Restate the records in full and exactly, with no images included.

═════ Material for this exercise ═════

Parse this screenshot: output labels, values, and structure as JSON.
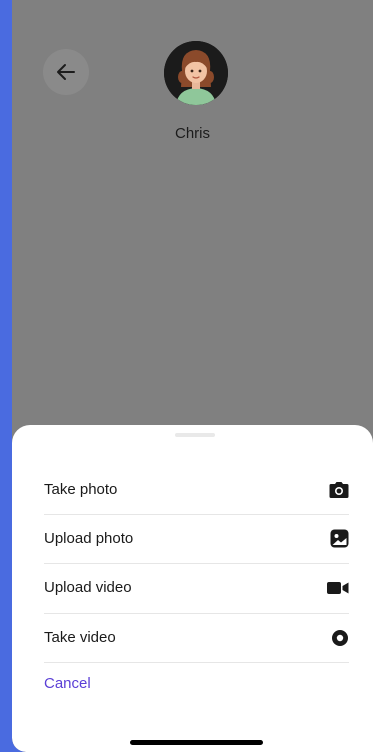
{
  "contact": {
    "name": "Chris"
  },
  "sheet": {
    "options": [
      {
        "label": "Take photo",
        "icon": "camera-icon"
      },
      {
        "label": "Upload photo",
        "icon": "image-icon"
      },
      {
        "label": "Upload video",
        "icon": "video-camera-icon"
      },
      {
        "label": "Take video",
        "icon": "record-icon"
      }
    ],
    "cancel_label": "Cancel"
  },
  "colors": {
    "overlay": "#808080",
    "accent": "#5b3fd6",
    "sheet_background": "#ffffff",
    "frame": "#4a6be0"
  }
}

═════

Response to the exercise:
Parse this screenshot: output labels, values, and structure as JSON.
{
  "contact": {
    "name": "Chris"
  },
  "sheet": {
    "options": [
      {
        "label": "Take photo",
        "icon": "camera-icon"
      },
      {
        "label": "Upload photo",
        "icon": "image-icon"
      },
      {
        "label": "Upload video",
        "icon": "video-camera-icon"
      },
      {
        "label": "Take video",
        "icon": "record-icon"
      }
    ],
    "cancel_label": "Cancel"
  },
  "colors": {
    "overlay": "#808080",
    "accent": "#5b3fd6",
    "sheet_background": "#ffffff",
    "frame": "#4a6be0"
  }
}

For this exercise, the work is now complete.